Prompt: Each line below containing the word "Discharging" needs to be shown.
+--
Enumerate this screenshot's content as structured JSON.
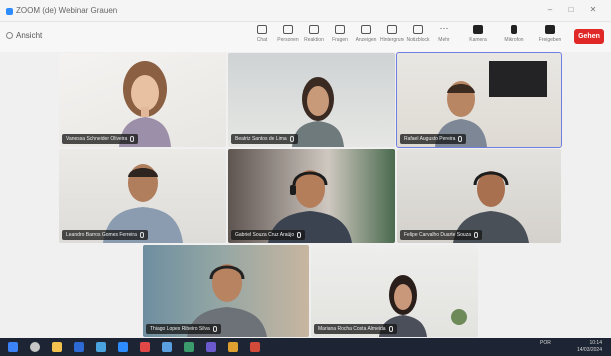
{
  "window": {
    "title": "ZOOM (de) Webinar Grauen"
  },
  "toolbar": {
    "view_label": "Ansicht",
    "items": [
      {
        "label": "Chat",
        "icon": "chat-icon"
      },
      {
        "label": "Personen",
        "icon": "people-icon"
      },
      {
        "label": "Reaktion",
        "icon": "reaction-icon"
      },
      {
        "label": "Fragen",
        "icon": "question-icon"
      },
      {
        "label": "Anzeigen",
        "icon": "view-icon"
      },
      {
        "label": "Hintergrund",
        "icon": "background-icon"
      },
      {
        "label": "Notizblock",
        "icon": "notes-icon"
      },
      {
        "label": "Mehr",
        "icon": "more-icon"
      },
      {
        "label": "Kamera",
        "icon": "camera-icon"
      },
      {
        "label": "Mikrofon",
        "icon": "microphone-icon"
      },
      {
        "label": "Freigeben",
        "icon": "share-icon"
      }
    ],
    "leave_label": "Gehen"
  },
  "participants": [
    {
      "name": "Vanessa Schneider Oliveira"
    },
    {
      "name": "Beatriz Santos de Lima"
    },
    {
      "name": "Rafael Augusto Pereira"
    },
    {
      "name": "Leandro Barros Gomes Ferreira"
    },
    {
      "name": "Gabriel Souza Cruz Araújo"
    },
    {
      "name": "Felipe Carvalho Duarte Souza"
    },
    {
      "name": "Thiago Lopes Ribeiro Silva"
    },
    {
      "name": "Mariana Rocha Costa Almeida"
    }
  ],
  "taskbar": {
    "time": "10:14",
    "date": "14/03/2024",
    "language": "POR"
  }
}
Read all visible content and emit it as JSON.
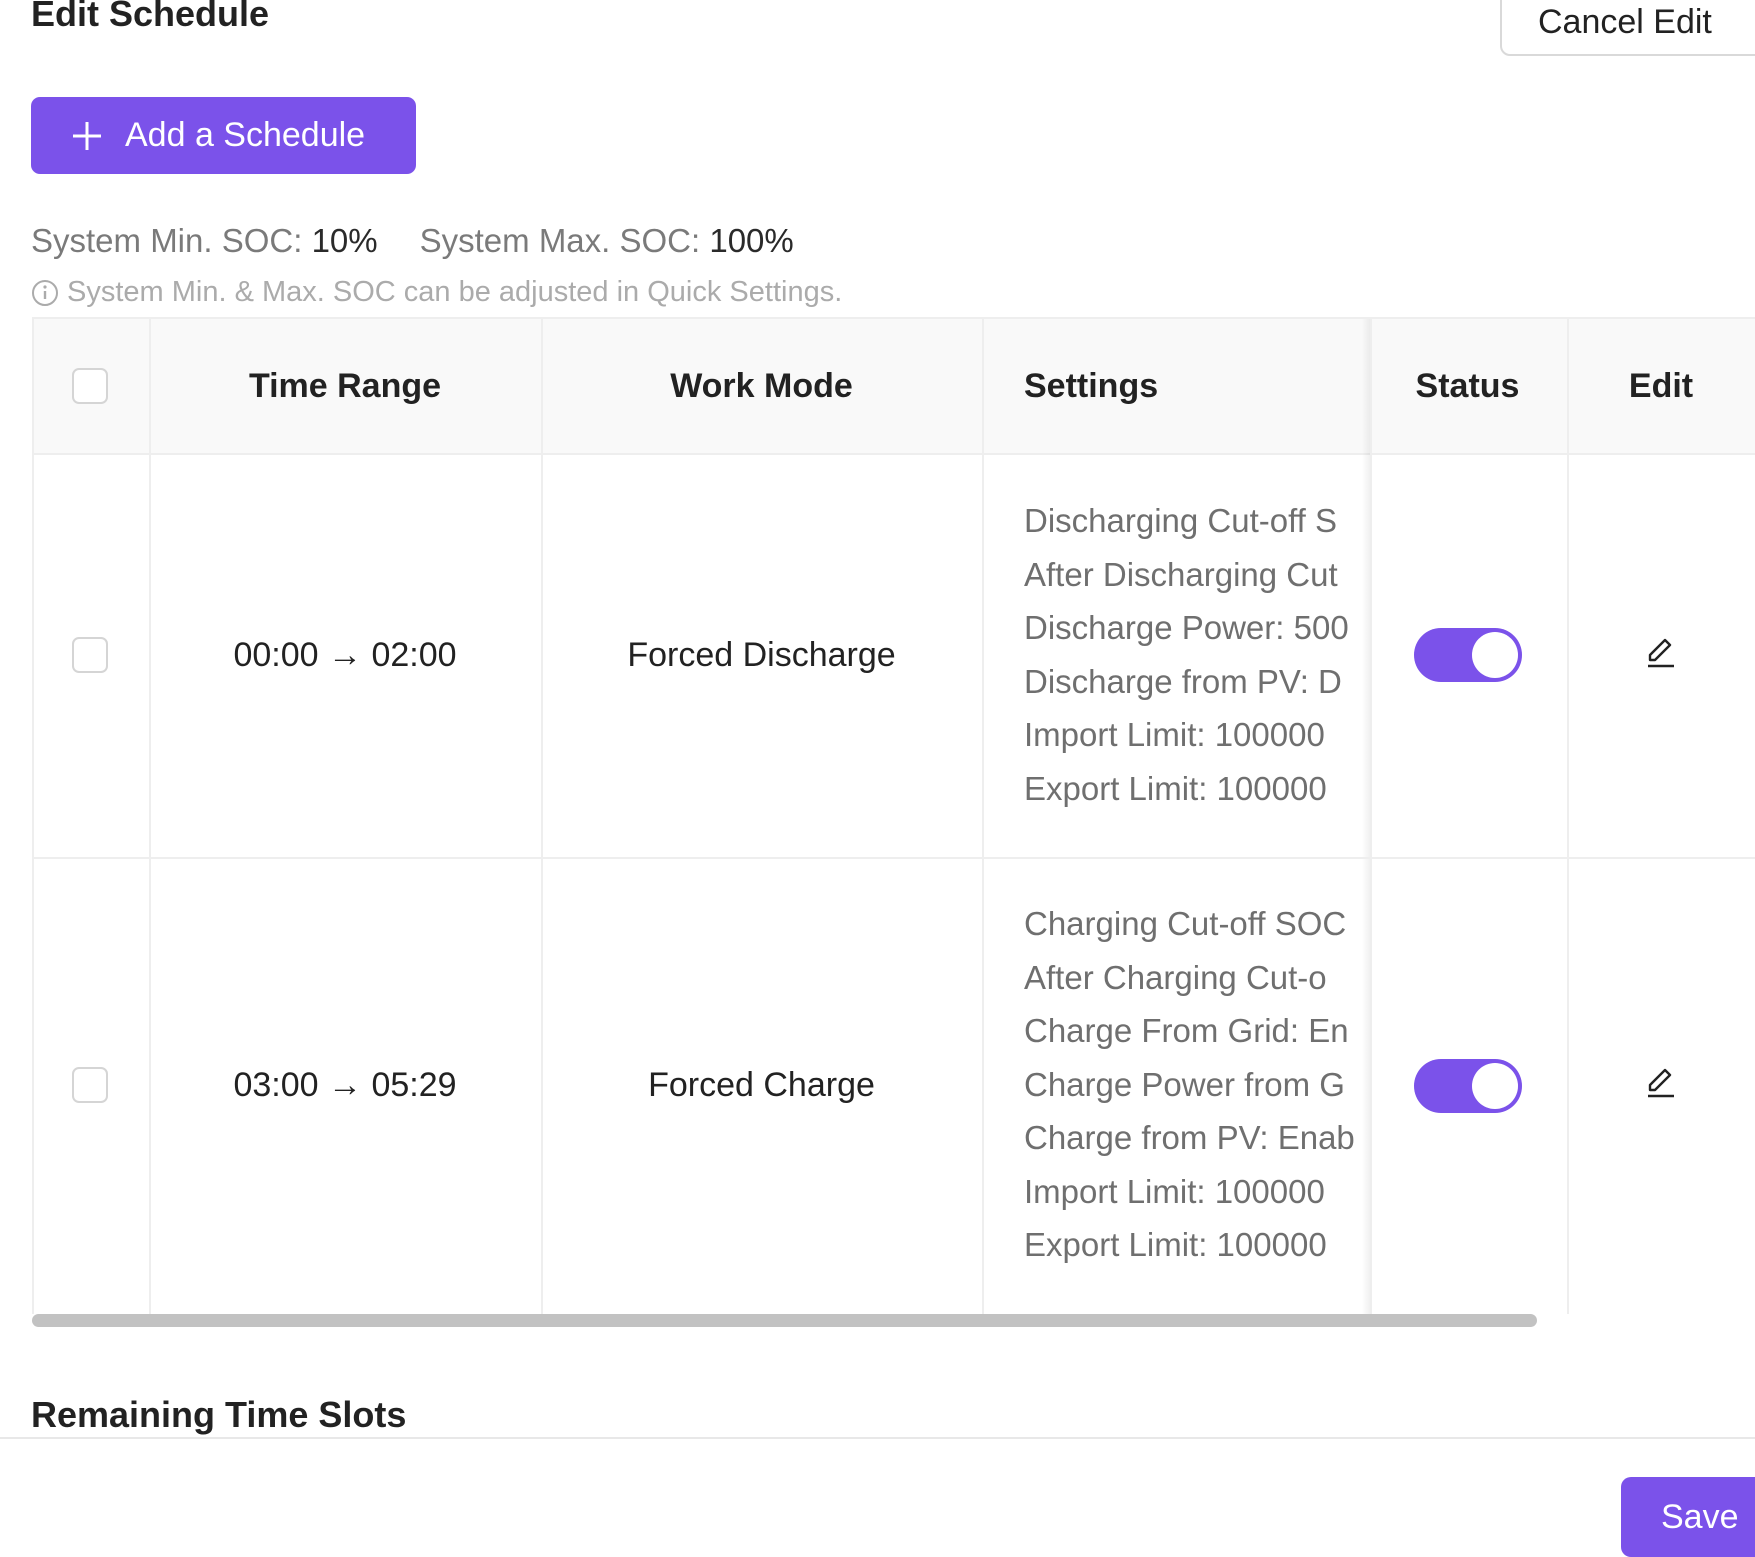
{
  "header": {
    "title": "Edit Schedule",
    "cancel_label": "Cancel Edit"
  },
  "toolbar": {
    "add_label": "Add a Schedule"
  },
  "soc": {
    "min_label": "System Min. SOC: ",
    "min_value": "10%",
    "max_label": "System Max. SOC: ",
    "max_value": "100%",
    "hint": "System Min. & Max. SOC can be adjusted in Quick Settings."
  },
  "table": {
    "headers": {
      "time_range": "Time Range",
      "work_mode": "Work Mode",
      "settings": "Settings",
      "status": "Status",
      "edit": "Edit"
    },
    "rows": [
      {
        "time_range": "00:00 → 02:00",
        "work_mode": "Forced Discharge",
        "settings": [
          "Discharging Cut-off S",
          "After Discharging Cut",
          "Discharge Power: 500",
          "Discharge from PV: D",
          "Import Limit: 100000",
          "Export Limit: 100000"
        ],
        "status_on": true
      },
      {
        "time_range": "03:00 → 05:29",
        "work_mode": "Forced Charge",
        "settings": [
          "Charging Cut-off SOC",
          "After Charging Cut-o",
          "Charge From Grid: En",
          "Charge Power from G",
          "Charge from PV: Enab",
          "Import Limit: 100000",
          "Export Limit: 100000"
        ],
        "status_on": true
      }
    ]
  },
  "remaining": {
    "title": "Remaining Time Slots"
  },
  "footer": {
    "save_label": "Save"
  },
  "colors": {
    "accent": "#7b52ea",
    "border": "#eeeeee",
    "muted_text": "#7a7a7a"
  }
}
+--
Result of this task:
          "Discharging Cut-off S",
          "After Discharging Cut",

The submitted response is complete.